Latest News
SANRAL empowers local SMMEs road maintenance providers
The present upgrading of the Moloto Road north of...
Nthwese Developments gets 2018 SAPOA Property Development Award
Nthwese Developments Bambanani Shopping Centre in Diepsloot won the...
Shopping malls remain more profitable for big brands
Shopping centres are being expanded, renovated and some newly...
Tech hubs in East Africa spur next generation of disruptors
Ongoing improvement in East Africa’s economic prospects is forecast...
Climate Investor One becomes major renewable energy development funders
Climate Fund Managers (CFM), the fund manager of the...
GRIT and Hodari officially launch Mozambican Property and Asset Management Company
Grit, the only listed Africa-focused income distribution group to...
VC4A calls for African start-up entrepreneurs to apply for investment
VC4A (https://VC4A.com)  is calling for disruptive African scale-ups looking...
Sasfin Wealth appoints new Senior Portfolio Manager
Sasfin Wealth is pleased to announce the appointment of...
Cyber and digital skills top growth threats to private business
Growth confidence is high amongst private business owners, for...
SAICA charges former Eskom CFO Anoj Singh with misconduct
The South African Institute of Chartered Accountants (SAICA) announced...

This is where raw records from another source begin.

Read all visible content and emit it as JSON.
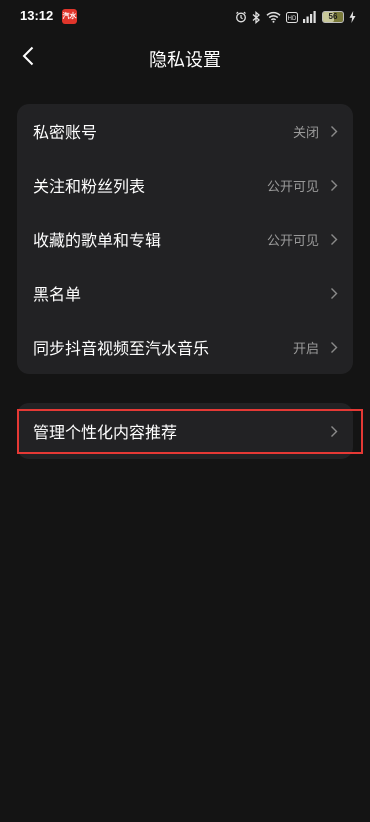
{
  "status_bar": {
    "time": "13:12",
    "app_badge": "汽水",
    "battery_level": 56,
    "battery_text": "56",
    "icons": [
      "alarm-icon",
      "bluetooth-icon",
      "wifi-icon",
      "hd-icon",
      "signal-icon",
      "battery-icon",
      "charging-icon"
    ]
  },
  "header": {
    "title": "隐私设置",
    "back_icon": "chevron-left-icon"
  },
  "settings": [
    {
      "label": "私密账号",
      "value": "关闭"
    },
    {
      "label": "关注和粉丝列表",
      "value": "公开可见"
    },
    {
      "label": "收藏的歌单和专辑",
      "value": "公开可见"
    },
    {
      "label": "黑名单",
      "value": ""
    },
    {
      "label": "同步抖音视频至汽水音乐",
      "value": "开启"
    }
  ],
  "personalization": {
    "label": "管理个性化内容推荐"
  },
  "colors": {
    "background": "#141414",
    "card": "#222224",
    "secondary_text": "#9a9a9a",
    "highlight": "#e53935"
  }
}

Michael Armstrong, ICAEW Middle East, Africa and South Asia Regional Director

The report, commissioned by ICAEW and produced by partner and forecaster Oxford Economics, provides a snapshot of the region’s economic performance. The report focuses on East Africa, Southern Africa, Central Africa and West Africa.

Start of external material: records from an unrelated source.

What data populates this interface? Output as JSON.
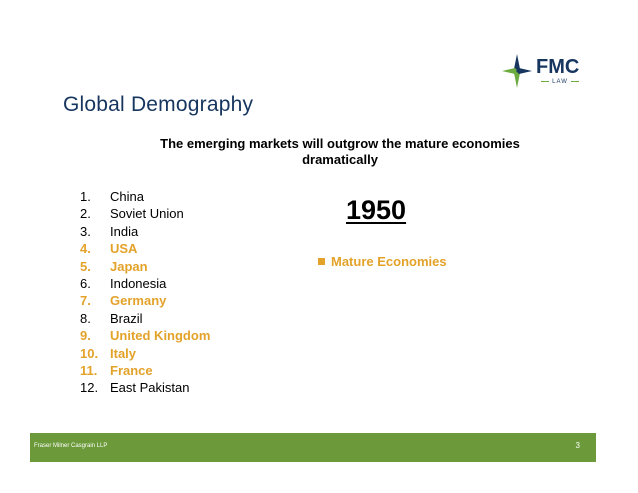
{
  "logo": {
    "name": "FMC",
    "sub": "LAW"
  },
  "title": "Global Demography",
  "subtitle": "The emerging markets will outgrow the mature economies dramatically",
  "year": "1950",
  "legend": {
    "label": "Mature Economies",
    "color": "#e3a22a"
  },
  "countries": [
    {
      "num": "1.",
      "name": "China",
      "mature": false
    },
    {
      "num": "2.",
      "name": "Soviet Union",
      "mature": false
    },
    {
      "num": "3.",
      "name": "India",
      "mature": false
    },
    {
      "num": "4.",
      "name": "USA",
      "mature": true
    },
    {
      "num": "5.",
      "name": "Japan",
      "mature": true
    },
    {
      "num": "6.",
      "name": "Indonesia",
      "mature": false
    },
    {
      "num": "7.",
      "name": "Germany",
      "mature": true
    },
    {
      "num": "8.",
      "name": "Brazil",
      "mature": false
    },
    {
      "num": "9.",
      "name": "United Kingdom",
      "mature": true
    },
    {
      "num": "10.",
      "name": "Italy",
      "mature": true
    },
    {
      "num": "11.",
      "name": "France",
      "mature": true
    },
    {
      "num": "12.",
      "name": "East Pakistan",
      "mature": false
    }
  ],
  "footer": {
    "company": "Fraser Milner Casgrain LLP",
    "page": "3",
    "color": "#6c9a3a"
  },
  "colors": {
    "title": "#16355f",
    "highlight": "#e3a22a",
    "logo_accent": "#6bab3f"
  }
}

According to the report, the biggest contributor to the expansion of East Africa was Ethiopia -accounting for a full 2% of regional GDP growth, with its stellar performance of 7.1%. Kenya followed closely with a 1.7% increase in regional output, having posted 4.6% growth. Both regional powerhouses had some political problems during the year, without which their economic performances would have been better. 

“Despite having experienced tough political environments, Kenya and Ethiopia posted good growth margins. Without the political uncertainty the two East African countries would have seen even better growth,” says Michael Armstrong, ICAEW Middle East, Africa and South Asia Regional Director. 

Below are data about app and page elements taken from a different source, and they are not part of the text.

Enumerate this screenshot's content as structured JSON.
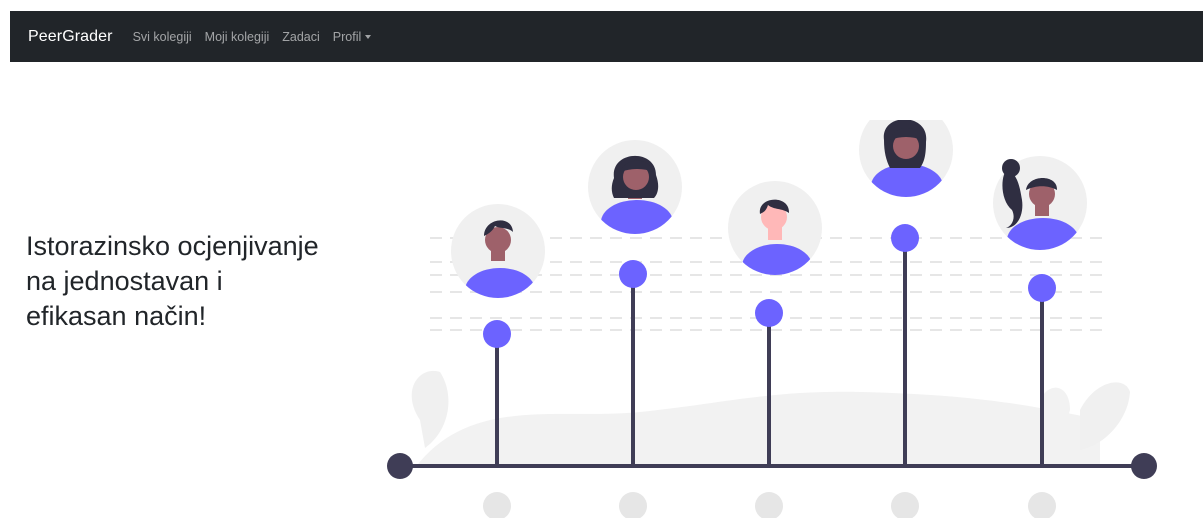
{
  "navbar": {
    "brand": "PeerGrader",
    "links": [
      "Svi kolegiji",
      "Moji kolegiji",
      "Zadaci"
    ],
    "dropdown_label": "Profil"
  },
  "hero": {
    "title": "Istorazinsko ocjenjivanje na jednostavan i efikasan način!"
  },
  "colors": {
    "navbar_bg": "#212529",
    "accent_purple": "#6c63ff",
    "dark_line": "#3f3d56",
    "light_gray": "#f0f0f0"
  },
  "icons": [
    "caret-down-icon",
    "person-avatar"
  ]
}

In Kenya the disputed elections and subsequent repeat election (boycotted by the opposition), delayed some investment decisions while protests in some areas hampered business. In Ethiopia, overall economic dynamism resulting from large-scale investment and modernisation continues apace, but severe foreign exchange liquidity constraints will weigh on economic activity going forward.

West Africa is forecast to show the strongest growth of any region on the continent with an overall growth of 7.6%. Apart from Nigeria, whose economy is recovering, the fortunes of the countries within that region are mixed. The bigger, more diversified economies in the franc zone had a good year: Senegal is forecast to show real growth of 6.6% this year, just behind the Ivory Coast’s 6.8%. The Ivory Coast’s figure would have been higher, but a weak cocoa harvest and soft prices on international markets dragged down output.

Central Africa’s performance continues to be dragged down by the contraction in Congo Republic and the comparative trouble of the region’s other oil dependent economies, especially Chad and Gabon.

Southern Africa continues to tread water owing to the sluggish performance of its biggest economies, South Africa and Angola. In the former, political uncertainty in an environment of high unemployment and consumer debt, has contributed to low confidence levels and a demand squeeze which is forecast to limit real GDP growth for the full year 2017 to 0.7% (although, the country managed to escape from recession by posting positive growth in Q2 after contracting in Q1 and Q4 2016). 

Angola still struggles with the hangover of a slump in oil prices, although it has been able to build up its foreign reserves. Its forecast real GDP growth of 1.2% for 2017, while not impressive by historic standards, is at least substantially better than its 2016 outturn of -3.8%.

Leave a Reply

%d bloggers like this: